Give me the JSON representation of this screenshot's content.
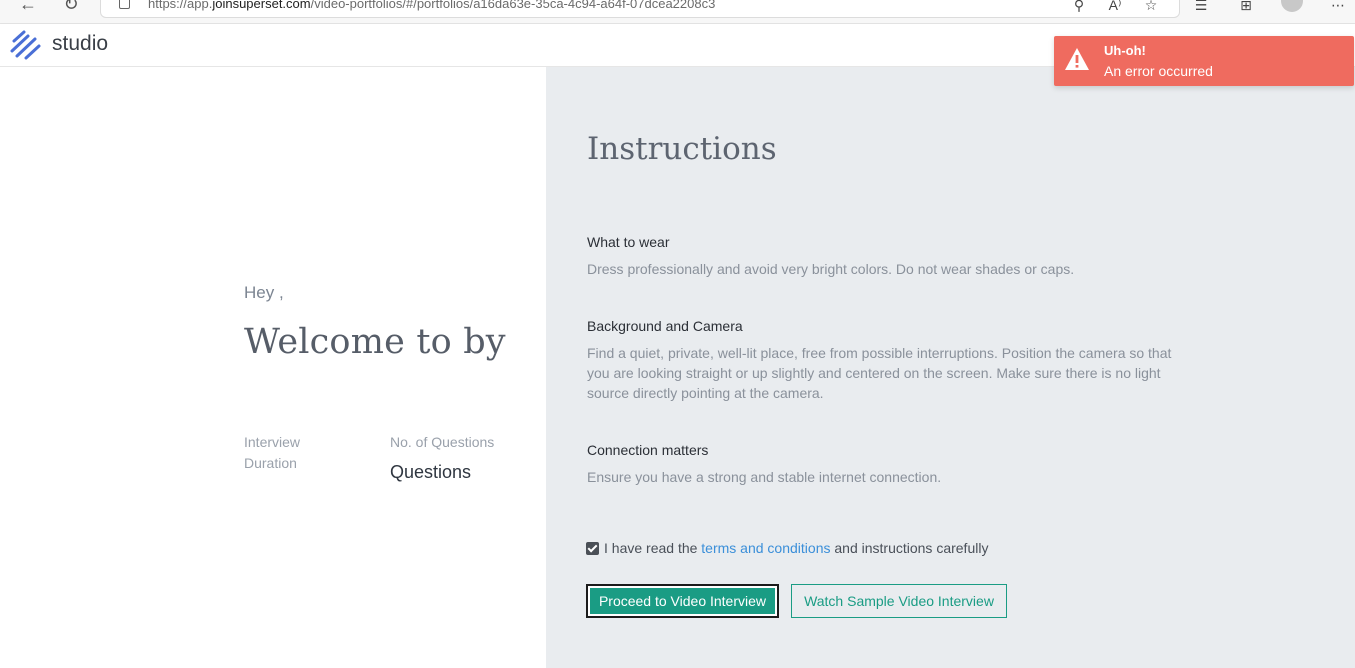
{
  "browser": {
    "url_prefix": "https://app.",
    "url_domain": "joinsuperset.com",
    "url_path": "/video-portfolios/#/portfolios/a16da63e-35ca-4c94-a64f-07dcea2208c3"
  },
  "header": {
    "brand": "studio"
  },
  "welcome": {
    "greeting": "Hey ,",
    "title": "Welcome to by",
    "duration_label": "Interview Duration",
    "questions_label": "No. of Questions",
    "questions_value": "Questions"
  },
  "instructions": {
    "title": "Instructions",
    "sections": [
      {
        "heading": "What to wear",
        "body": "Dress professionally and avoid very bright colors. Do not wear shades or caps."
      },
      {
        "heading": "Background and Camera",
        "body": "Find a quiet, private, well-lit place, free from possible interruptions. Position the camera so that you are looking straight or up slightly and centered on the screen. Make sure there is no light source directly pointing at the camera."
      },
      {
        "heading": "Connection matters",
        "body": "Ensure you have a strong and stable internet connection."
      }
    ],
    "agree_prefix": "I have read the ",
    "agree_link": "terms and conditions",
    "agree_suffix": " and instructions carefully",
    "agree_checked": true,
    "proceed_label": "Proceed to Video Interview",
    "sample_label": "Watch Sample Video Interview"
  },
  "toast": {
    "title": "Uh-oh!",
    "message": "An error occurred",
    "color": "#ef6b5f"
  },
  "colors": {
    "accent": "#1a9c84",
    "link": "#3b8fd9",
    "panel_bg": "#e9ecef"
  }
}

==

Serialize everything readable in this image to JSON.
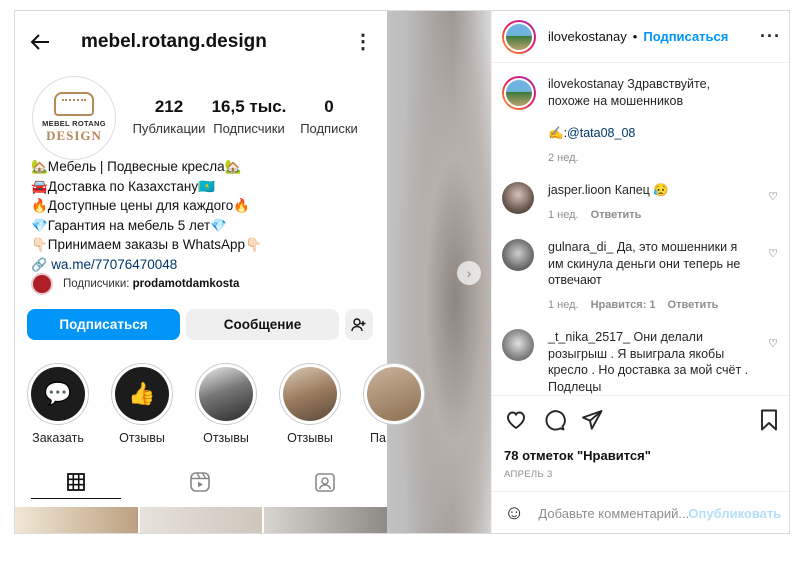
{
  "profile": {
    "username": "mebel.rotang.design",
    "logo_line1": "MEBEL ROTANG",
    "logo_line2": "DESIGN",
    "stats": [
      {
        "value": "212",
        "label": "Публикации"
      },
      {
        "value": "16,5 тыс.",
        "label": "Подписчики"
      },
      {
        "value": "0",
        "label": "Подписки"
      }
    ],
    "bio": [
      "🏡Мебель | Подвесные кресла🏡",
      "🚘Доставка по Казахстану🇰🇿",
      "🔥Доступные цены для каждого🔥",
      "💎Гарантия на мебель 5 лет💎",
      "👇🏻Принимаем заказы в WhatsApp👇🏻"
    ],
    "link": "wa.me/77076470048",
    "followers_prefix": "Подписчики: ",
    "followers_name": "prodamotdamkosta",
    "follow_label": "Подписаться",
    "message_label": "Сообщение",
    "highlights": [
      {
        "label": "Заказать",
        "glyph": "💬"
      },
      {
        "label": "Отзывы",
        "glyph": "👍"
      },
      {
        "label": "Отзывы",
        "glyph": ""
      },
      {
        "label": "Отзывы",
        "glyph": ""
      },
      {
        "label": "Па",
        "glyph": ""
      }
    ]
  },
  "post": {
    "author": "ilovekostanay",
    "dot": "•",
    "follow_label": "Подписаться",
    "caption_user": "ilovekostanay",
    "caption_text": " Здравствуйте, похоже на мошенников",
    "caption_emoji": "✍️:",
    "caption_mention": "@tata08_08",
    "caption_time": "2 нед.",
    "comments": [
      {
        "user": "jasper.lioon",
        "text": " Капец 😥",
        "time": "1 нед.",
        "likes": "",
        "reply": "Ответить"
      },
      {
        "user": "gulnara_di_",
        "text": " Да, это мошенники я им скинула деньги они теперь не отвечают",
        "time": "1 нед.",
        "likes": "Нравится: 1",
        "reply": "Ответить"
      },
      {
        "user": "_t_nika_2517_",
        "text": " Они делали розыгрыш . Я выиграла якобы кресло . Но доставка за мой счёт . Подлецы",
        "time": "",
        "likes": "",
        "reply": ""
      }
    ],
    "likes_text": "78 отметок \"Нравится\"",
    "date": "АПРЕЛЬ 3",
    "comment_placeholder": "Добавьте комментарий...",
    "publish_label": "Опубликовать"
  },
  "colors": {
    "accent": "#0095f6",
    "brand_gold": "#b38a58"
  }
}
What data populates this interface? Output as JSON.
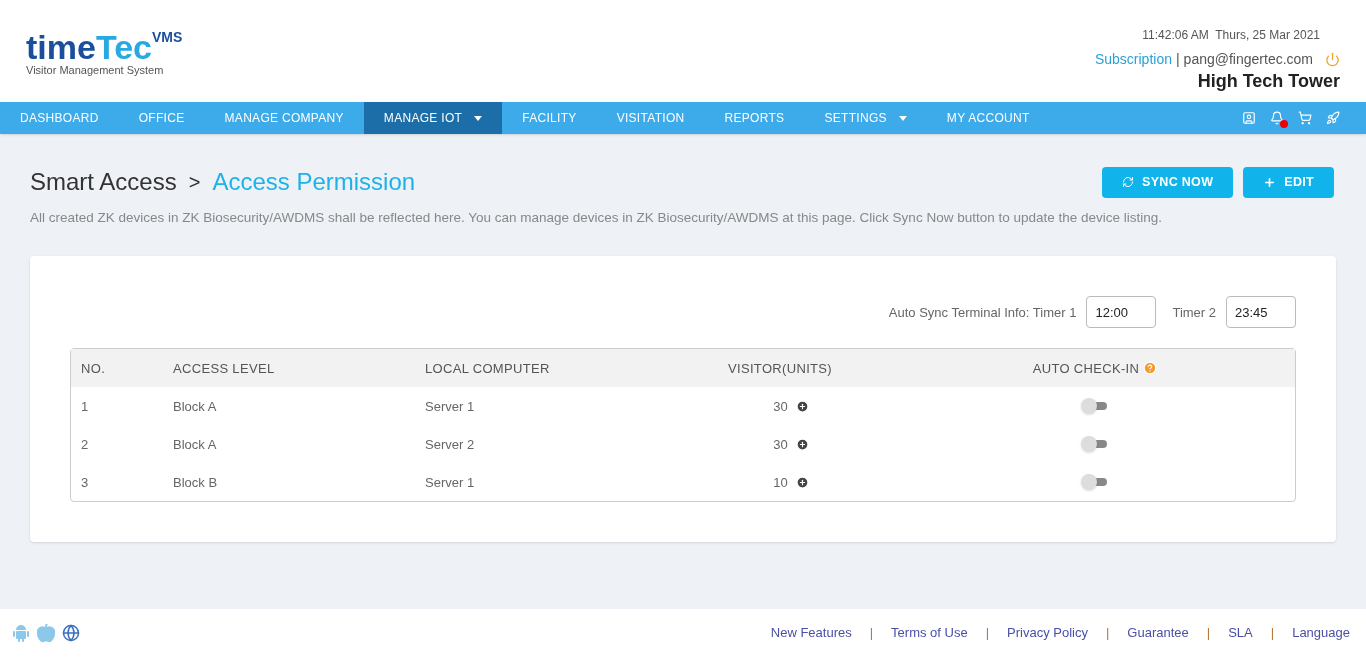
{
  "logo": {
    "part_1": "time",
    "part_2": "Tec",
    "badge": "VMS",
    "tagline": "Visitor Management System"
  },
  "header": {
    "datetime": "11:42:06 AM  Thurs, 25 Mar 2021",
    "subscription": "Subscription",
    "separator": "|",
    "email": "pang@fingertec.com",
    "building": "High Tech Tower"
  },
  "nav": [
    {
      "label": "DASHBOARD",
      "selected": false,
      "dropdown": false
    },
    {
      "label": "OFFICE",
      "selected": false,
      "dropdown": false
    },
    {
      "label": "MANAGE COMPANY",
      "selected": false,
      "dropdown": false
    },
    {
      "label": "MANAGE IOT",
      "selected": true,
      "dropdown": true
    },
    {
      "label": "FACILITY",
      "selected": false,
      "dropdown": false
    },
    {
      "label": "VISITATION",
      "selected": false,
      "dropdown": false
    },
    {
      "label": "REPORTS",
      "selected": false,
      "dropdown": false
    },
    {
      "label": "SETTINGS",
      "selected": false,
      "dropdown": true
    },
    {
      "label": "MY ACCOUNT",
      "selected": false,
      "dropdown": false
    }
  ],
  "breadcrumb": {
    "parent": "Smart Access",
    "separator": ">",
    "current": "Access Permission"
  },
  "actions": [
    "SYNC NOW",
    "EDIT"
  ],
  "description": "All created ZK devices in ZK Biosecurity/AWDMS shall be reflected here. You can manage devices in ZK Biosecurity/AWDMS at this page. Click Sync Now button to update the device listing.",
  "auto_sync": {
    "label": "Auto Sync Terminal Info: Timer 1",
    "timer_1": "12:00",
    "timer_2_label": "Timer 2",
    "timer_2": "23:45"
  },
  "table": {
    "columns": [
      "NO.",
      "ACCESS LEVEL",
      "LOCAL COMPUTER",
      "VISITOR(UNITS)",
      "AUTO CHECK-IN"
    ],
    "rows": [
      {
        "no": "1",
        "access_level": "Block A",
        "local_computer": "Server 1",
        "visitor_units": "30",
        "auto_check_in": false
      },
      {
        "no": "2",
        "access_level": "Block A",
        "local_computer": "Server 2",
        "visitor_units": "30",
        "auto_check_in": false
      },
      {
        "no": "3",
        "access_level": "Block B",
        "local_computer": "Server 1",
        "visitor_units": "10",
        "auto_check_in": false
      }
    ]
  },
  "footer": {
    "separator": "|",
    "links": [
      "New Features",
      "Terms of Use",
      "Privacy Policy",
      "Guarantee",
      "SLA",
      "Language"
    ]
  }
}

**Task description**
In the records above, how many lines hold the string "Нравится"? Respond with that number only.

**Solution to the problem**
2